This is the hell where you wake before dawn beset by your demons as soon as you open your eyes, fiends aroused by self-doubts, physical diseases, the betrayals and lies of others, a sense of your own failings, your own worthlessness. This is the hell where your hours are ordeals to be endured, where you take punch after punch against the ropes. This is the hell where, unlike King Midas, all that you touch turns to lead. This is the hell where twilight offers no beauty, no laughter, no comfort other than the knowledge that sleep may soon be yours, releasing you for a few hours from your interior Alcatraz.
Sometimes circumstances or the words and actions of others build those prison walls. You are preparing supper for your husband and children when the oncologist’s office calls and changes your life forever. You wake to the sound of knocking and find two grim policemen at the front door, telling you about an accident and wondering whether the girl they name, the girl you have raised and loved for 17 years, is your daughter. You realize one day — the enlightenment comes as suddenly and as vividly as nirvana to a bodhisattva — that someone you love no longer loves you. You give your life to a dream, achieve it, and then watch it stripped from you by the jealous and the greedy.
Sometimes we build our own fences, brick walls, and guard towers. Rarely in these instances do we intend to fashion a prison. No—we begin with innocent thoughts and pure intentions. We get a credit card, then another and another, and one day find ourselves shackled by debt and financial ruin. We fall in love, but realize too late it’s the wrong time and with the wrong person. We feel immune to temptation and are stunned when we betray our sense of honor.
It is this self-made hell that Joshua Max Feldman investigates in Start Without Me (William Morrow, 2017, 274 pages).
The novel brings together Adam, a former musician and a recovering alcoholic, and Marissa, a flight attendant whose marriage is coming apart. It is Thanksgiving, and both find themselves struggling with the demands of family. Adam’s loved ones — his parents and siblings — want to embrace him, but the barricade he erected with his drinking remains between them. Marissa, who grew up poor, the daughter of an alcoholic mother, has married into a wealthy family who keep her at arm’s length because of race and class.
As we follow Adam and Marissa through their Thanksgiving Day, we learn how both of them have fallen, failing those around them, sometimes deliberately, sometimes accidentally. They have become prisoners of their past, fettered in irons they themselves have forged.
Adam looks at his own life in terms of demolished possibilities, losing not only his self-respect and his career, but also Johanna, the woman and partner in music he once loved. Feeling abandoned and wounded by her husband’s behavior, Marissa runs into an old boyfriend at the airport, spends the night with him, and becomes pregnant. Having severed relations with her mother, she finds herself alone with what she has done.
Their self-judgment comes from “what they have done and what they have failed to do.” At the core of their painful journey is this lesson: “Progress. One foot in front of the other, one day at a time.”

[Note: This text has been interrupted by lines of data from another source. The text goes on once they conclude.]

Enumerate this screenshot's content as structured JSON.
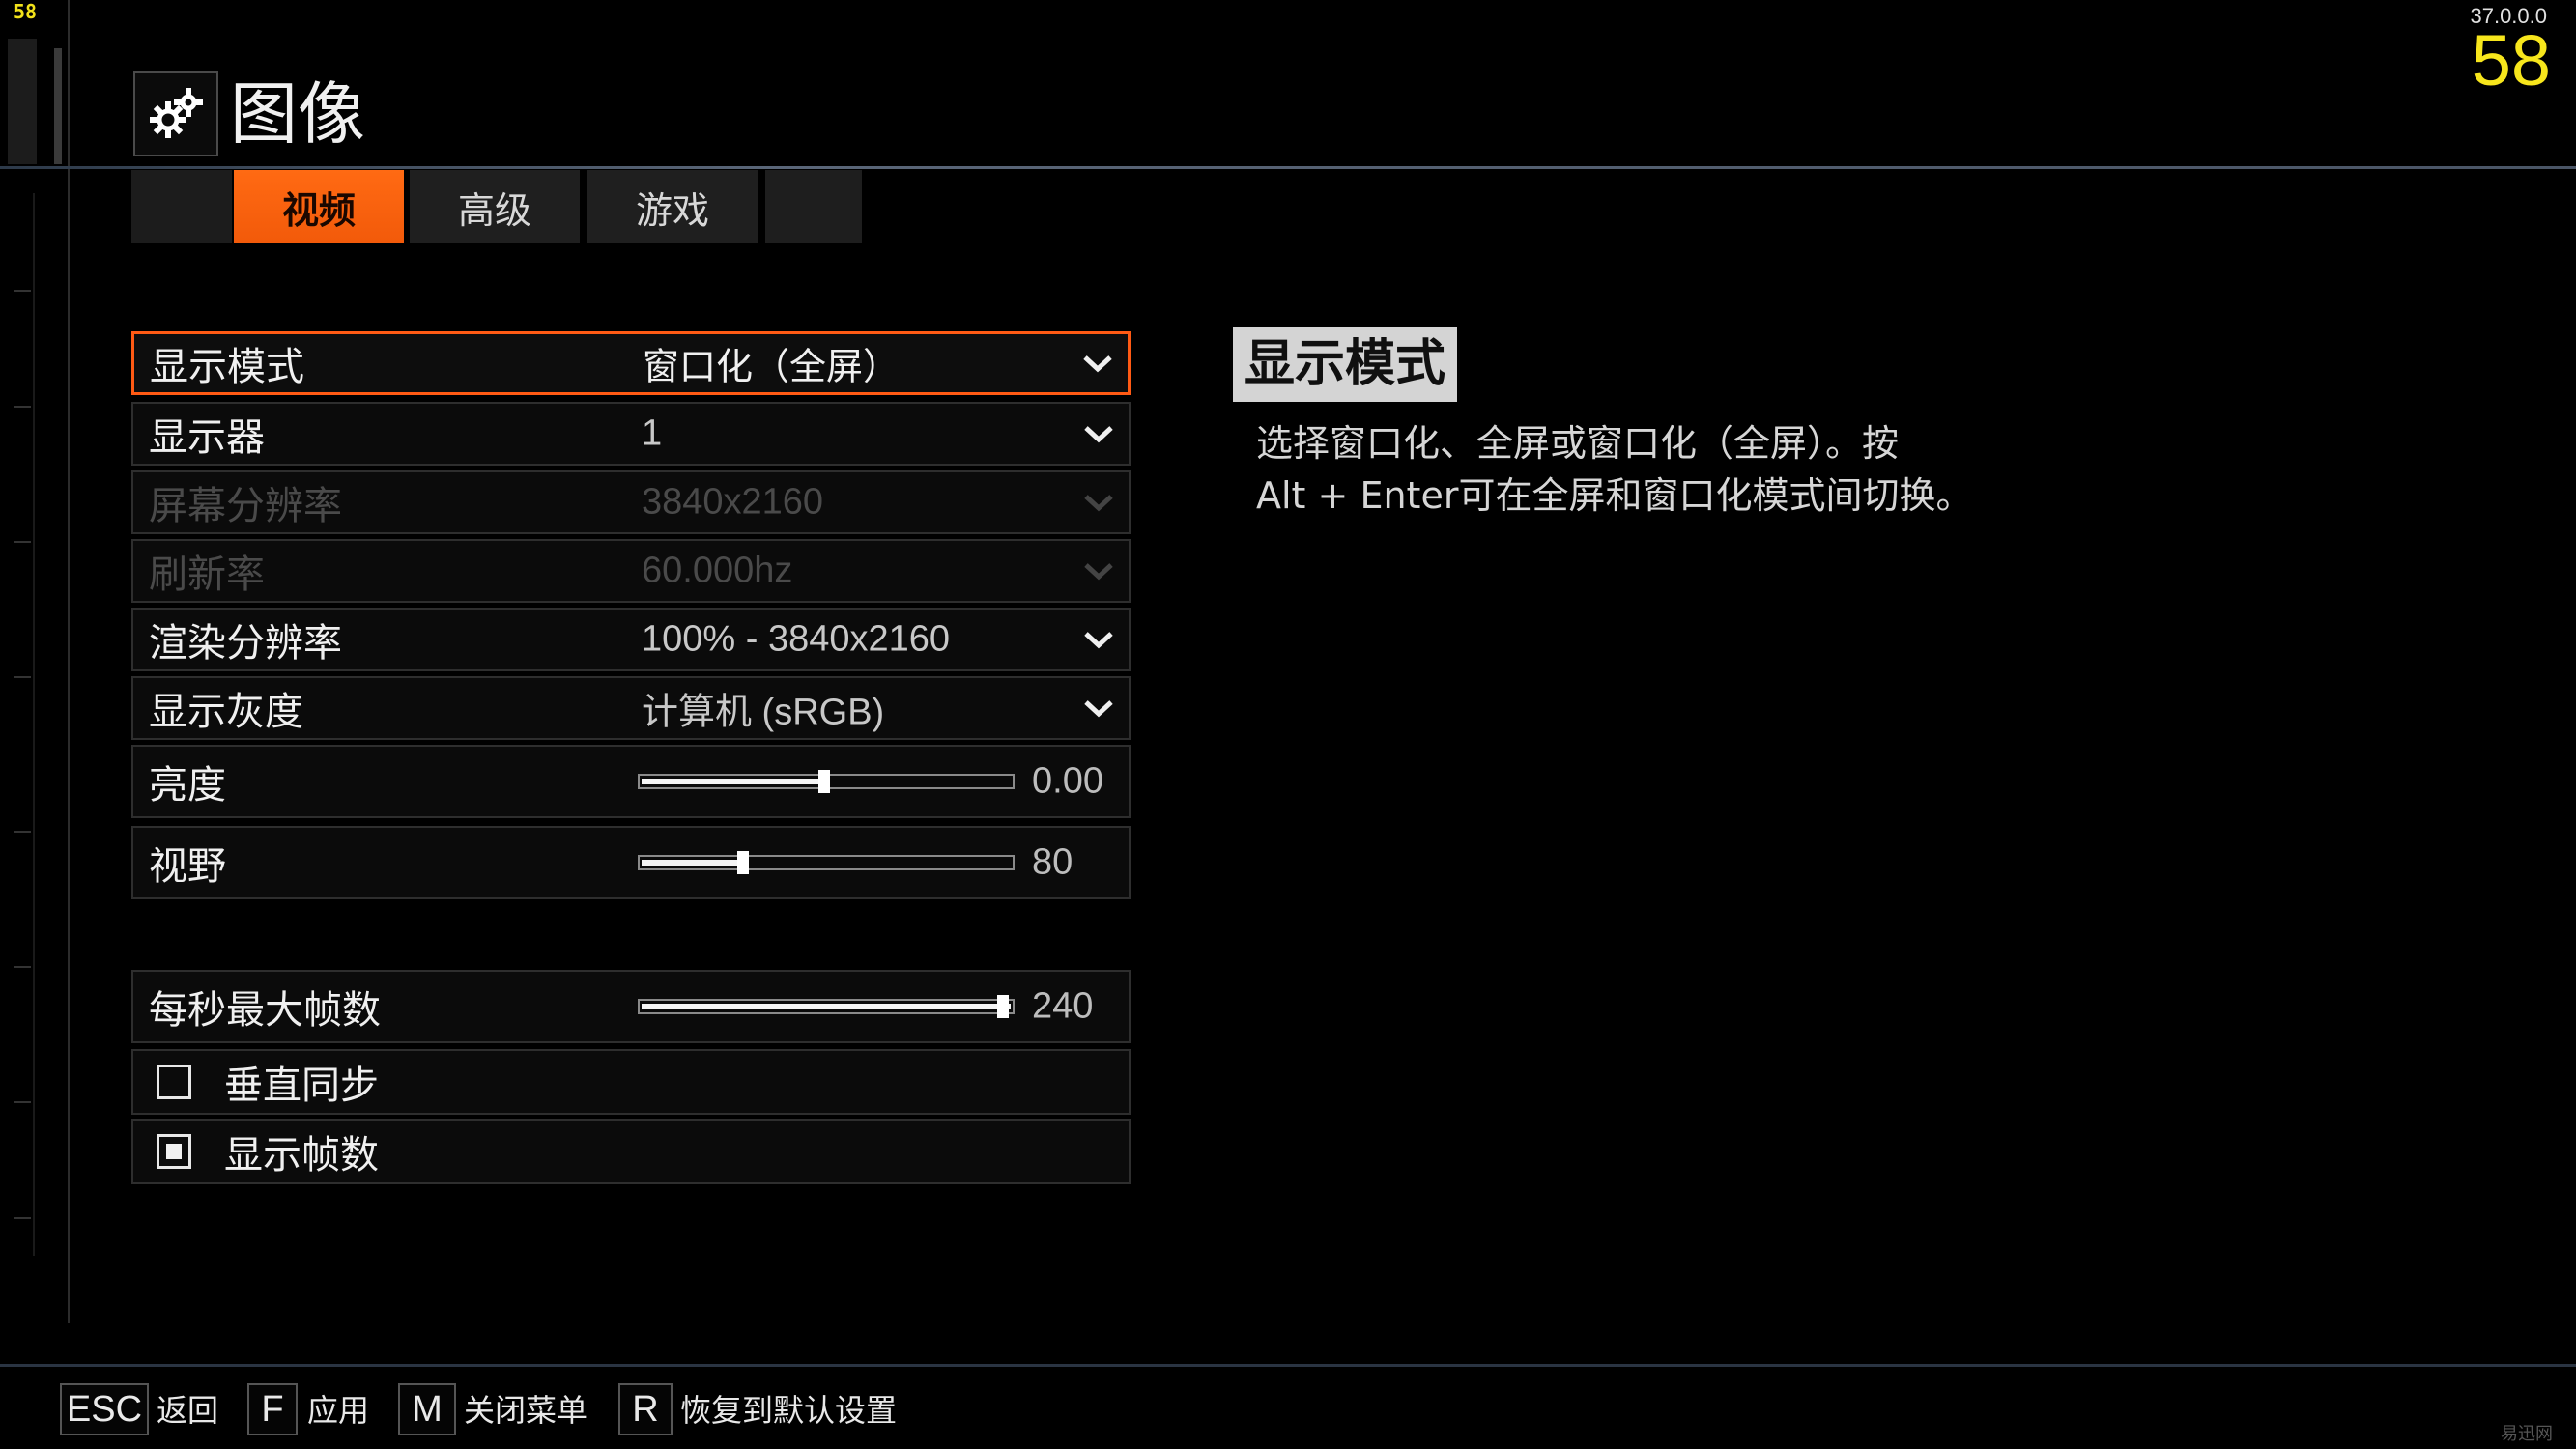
{
  "hud": {
    "fps_small": "58",
    "version": "37.0.0.0",
    "fps_big": "58"
  },
  "header": {
    "title": "图像",
    "icon": "gears-icon"
  },
  "tabs": [
    {
      "label": "视频",
      "active": true
    },
    {
      "label": "高级",
      "active": false
    },
    {
      "label": "游戏",
      "active": false
    }
  ],
  "settings": {
    "display_mode": {
      "label": "显示模式",
      "value": "窗口化（全屏）"
    },
    "monitor": {
      "label": "显示器",
      "value": "1"
    },
    "resolution": {
      "label": "屏幕分辨率",
      "value": "3840x2160"
    },
    "refresh_rate": {
      "label": "刷新率",
      "value": "60.000hz"
    },
    "render_resolution": {
      "label": "渲染分辨率",
      "value": "100% - 3840x2160"
    },
    "display_gamma": {
      "label": "显示灰度",
      "value": "计算机 (sRGB)"
    },
    "brightness": {
      "label": "亮度",
      "value": "0.00",
      "level": 0.5
    },
    "fov": {
      "label": "视野",
      "value": "80",
      "level": 0.28
    },
    "max_fps": {
      "label": "每秒最大帧数",
      "value": "240",
      "level": 1.0
    },
    "vsync": {
      "label": "垂直同步",
      "checked": false
    },
    "show_fps": {
      "label": "显示帧数",
      "checked": true
    }
  },
  "description": {
    "title": "显示模式",
    "line1": "选择窗口化、全屏或窗口化（全屏）。按",
    "line2": "Alt + Enter可在全屏和窗口化模式间切换。"
  },
  "footer": [
    {
      "key": "ESC",
      "label": "返回"
    },
    {
      "key": "F",
      "label": "应用"
    },
    {
      "key": "M",
      "label": "关闭菜单"
    },
    {
      "key": "R",
      "label": "恢复到默认设置"
    }
  ],
  "watermark": "易迅网"
}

After Adam’s phone loses its charge at a crucial moment, he thinks “Just my luck…But no, he corrected himself, that was the dumbest, the most dangerous way to think: That it was bad luck; that he was its victim; that he was a victim at all. Self-pity was toxic to recovery. It was the vortex that pulled in all your resolve, all your good intentions, all your promises to yourself….”
In Start Without Me, Marissa and Adam grapple with the storms of their past while navigating the dangerous waters of the present. During their Thanksgiving Day odyssey, parts of which they endure together, they laugh and quarrel, advise and support each other. By the novel’s final pages, which end on a note of hope, we learn what they have learned, that to accept responsibility for our actions is the hard way but the only real way to live. The musician and the stewardess teach us that courage and acceptance are the shield and armor needed to put one foot in front of the other and move forward.
In our “age of the victim,” Start Without Me reminds us that often the best target for our grievances is the mirror. Only when we look at ourselves, when we shove away self-pity and refrain from blaming others for our fallen state, will we begin to find our way into the light.
Winston Churchill, as Adam and Marissa discover, had it right: when you are going through hell, keep going.